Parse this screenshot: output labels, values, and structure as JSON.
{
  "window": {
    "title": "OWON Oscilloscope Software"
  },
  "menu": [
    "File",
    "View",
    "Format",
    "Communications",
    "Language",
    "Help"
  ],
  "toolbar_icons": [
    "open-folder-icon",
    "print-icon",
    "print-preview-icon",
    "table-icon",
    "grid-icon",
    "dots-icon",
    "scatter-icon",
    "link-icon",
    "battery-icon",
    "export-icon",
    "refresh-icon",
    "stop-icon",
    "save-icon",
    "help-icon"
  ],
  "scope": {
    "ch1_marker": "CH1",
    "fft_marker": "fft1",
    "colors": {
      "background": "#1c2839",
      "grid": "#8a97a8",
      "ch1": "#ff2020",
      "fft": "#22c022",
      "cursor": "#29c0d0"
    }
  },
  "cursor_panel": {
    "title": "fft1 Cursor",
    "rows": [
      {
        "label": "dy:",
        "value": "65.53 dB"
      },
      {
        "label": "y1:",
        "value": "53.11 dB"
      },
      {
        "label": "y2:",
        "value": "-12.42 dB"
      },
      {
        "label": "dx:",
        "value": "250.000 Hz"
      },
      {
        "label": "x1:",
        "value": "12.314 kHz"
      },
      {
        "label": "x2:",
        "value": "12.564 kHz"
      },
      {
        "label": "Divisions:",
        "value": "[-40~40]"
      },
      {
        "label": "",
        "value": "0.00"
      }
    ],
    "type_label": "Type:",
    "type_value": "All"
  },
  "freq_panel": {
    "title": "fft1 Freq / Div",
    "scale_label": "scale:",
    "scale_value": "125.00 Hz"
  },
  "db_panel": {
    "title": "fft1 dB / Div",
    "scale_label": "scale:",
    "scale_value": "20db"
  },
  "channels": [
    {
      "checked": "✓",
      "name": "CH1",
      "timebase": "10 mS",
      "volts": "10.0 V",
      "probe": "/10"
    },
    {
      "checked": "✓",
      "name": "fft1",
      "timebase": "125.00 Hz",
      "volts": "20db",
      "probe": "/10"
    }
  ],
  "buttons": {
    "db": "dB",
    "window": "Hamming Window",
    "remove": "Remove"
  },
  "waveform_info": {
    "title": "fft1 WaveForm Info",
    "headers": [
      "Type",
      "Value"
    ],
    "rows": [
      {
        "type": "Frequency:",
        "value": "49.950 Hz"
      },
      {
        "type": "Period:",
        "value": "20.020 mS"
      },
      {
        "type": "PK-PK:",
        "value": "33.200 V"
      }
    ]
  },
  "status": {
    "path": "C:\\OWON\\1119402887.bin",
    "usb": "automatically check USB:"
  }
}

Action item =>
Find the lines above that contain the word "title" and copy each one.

Output for this exercise =>
    "title": "OWON Oscilloscope Software"
    "title": "fft1 Cursor",
    "title": "fft1 Freq / Div",
    "title": "fft1 dB / Div",
    "title": "fft1 WaveForm Info",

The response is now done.